(Items from an interface collection)
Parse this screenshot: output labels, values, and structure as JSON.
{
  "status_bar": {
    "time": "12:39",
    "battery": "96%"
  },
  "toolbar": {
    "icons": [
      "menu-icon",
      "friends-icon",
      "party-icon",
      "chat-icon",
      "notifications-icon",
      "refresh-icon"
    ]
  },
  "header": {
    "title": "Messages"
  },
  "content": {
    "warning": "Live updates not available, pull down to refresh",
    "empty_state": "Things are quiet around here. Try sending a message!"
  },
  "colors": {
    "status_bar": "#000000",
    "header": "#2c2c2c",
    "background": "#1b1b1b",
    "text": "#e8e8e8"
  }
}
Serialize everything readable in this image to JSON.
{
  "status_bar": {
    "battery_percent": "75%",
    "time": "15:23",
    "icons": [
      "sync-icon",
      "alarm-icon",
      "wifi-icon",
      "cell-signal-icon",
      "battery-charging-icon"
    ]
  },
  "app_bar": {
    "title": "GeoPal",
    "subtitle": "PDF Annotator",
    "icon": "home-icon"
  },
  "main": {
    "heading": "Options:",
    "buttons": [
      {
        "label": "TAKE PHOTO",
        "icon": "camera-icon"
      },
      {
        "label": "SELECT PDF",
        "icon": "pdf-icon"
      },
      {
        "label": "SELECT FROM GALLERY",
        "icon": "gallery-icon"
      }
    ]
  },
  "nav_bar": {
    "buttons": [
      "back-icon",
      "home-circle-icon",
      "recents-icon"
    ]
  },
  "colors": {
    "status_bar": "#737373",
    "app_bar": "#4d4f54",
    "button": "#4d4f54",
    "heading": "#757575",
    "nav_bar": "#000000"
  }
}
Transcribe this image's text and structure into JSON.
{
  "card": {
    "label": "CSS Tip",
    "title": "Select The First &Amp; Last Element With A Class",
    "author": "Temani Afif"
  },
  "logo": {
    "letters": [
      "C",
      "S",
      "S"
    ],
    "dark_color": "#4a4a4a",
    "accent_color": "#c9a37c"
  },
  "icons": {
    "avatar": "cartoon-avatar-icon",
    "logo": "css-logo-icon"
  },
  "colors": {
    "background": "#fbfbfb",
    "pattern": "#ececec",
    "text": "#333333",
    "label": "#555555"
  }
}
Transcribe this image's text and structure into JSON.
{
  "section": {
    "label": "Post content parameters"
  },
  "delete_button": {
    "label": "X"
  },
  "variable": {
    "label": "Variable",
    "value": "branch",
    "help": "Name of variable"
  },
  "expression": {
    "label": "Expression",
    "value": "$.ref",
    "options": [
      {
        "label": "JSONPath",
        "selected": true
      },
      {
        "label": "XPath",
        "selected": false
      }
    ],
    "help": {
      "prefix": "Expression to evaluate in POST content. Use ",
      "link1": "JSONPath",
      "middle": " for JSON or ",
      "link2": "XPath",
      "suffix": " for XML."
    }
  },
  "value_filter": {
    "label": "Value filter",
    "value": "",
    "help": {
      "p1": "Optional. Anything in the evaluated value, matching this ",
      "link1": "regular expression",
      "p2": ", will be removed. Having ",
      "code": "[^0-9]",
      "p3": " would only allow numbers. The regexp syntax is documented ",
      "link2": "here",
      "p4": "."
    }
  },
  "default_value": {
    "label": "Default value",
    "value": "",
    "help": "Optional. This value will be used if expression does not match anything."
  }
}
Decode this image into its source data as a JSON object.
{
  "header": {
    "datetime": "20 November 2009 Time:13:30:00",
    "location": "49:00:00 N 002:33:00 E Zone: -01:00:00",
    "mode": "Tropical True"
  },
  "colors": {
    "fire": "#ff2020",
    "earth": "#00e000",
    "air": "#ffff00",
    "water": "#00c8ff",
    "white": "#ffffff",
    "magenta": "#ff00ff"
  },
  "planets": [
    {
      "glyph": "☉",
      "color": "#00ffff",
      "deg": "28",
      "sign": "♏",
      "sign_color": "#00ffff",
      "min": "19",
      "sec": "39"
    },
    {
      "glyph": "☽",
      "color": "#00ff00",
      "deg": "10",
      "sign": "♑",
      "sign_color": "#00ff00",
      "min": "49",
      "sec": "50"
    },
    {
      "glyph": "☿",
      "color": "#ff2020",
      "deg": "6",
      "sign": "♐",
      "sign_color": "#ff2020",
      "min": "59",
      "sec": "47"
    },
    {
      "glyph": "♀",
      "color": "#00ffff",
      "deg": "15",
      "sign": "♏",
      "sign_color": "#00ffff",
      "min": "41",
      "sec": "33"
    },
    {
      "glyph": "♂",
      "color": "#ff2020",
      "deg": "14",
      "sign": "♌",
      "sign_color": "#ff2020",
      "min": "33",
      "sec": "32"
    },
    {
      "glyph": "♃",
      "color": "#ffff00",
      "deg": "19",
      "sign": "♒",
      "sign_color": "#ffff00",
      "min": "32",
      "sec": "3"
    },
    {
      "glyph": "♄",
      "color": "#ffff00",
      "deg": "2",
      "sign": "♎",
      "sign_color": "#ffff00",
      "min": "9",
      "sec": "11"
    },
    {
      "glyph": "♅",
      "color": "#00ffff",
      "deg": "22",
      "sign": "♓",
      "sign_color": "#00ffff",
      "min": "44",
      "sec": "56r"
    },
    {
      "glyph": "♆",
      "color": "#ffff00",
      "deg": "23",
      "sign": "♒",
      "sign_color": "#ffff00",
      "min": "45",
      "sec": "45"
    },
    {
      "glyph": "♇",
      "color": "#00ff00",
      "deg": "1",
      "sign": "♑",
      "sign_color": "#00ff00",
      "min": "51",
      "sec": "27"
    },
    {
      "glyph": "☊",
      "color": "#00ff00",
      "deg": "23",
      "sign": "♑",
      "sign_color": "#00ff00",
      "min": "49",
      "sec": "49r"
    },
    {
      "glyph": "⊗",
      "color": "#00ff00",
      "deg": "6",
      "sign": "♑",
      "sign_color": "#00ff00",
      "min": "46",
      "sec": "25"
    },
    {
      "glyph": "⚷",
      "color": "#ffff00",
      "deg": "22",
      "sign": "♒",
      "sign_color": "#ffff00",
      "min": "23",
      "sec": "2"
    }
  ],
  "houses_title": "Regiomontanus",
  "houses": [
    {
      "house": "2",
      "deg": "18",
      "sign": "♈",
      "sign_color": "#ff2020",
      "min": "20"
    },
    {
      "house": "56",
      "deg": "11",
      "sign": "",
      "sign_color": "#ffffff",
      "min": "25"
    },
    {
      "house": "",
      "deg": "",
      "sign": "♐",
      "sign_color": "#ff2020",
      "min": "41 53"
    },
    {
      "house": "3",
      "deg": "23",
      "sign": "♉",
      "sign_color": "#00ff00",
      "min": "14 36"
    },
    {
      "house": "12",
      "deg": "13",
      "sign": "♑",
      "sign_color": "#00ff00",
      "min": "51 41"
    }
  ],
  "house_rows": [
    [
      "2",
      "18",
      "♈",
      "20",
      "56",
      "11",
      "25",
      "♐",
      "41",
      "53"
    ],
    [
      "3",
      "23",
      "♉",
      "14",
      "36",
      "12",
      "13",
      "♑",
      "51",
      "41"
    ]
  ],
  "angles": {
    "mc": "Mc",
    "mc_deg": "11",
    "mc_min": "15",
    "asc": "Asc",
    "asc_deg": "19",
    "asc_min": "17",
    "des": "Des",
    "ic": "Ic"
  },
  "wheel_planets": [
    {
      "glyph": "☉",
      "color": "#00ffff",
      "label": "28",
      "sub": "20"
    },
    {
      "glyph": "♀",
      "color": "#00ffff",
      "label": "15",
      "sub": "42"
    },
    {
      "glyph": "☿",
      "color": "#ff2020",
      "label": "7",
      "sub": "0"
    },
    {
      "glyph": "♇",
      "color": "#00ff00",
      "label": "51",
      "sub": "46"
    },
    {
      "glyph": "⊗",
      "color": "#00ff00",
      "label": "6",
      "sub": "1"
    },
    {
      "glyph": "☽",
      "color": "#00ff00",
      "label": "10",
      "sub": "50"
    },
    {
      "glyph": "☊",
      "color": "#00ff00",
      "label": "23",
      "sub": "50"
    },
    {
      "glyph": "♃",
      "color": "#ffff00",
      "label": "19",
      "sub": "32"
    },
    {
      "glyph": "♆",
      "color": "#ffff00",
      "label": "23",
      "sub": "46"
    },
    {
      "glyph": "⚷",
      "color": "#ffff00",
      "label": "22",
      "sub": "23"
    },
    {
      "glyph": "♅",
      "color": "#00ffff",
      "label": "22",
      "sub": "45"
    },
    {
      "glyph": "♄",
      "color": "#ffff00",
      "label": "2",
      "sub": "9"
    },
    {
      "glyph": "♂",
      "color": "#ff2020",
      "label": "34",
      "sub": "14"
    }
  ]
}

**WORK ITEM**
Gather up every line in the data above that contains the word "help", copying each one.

**RESULT OF THE TASK**
    "help": "Name of variable"
    "help": {
    "help": {
    "help": "Optional. This value will be used if expression does not match anything."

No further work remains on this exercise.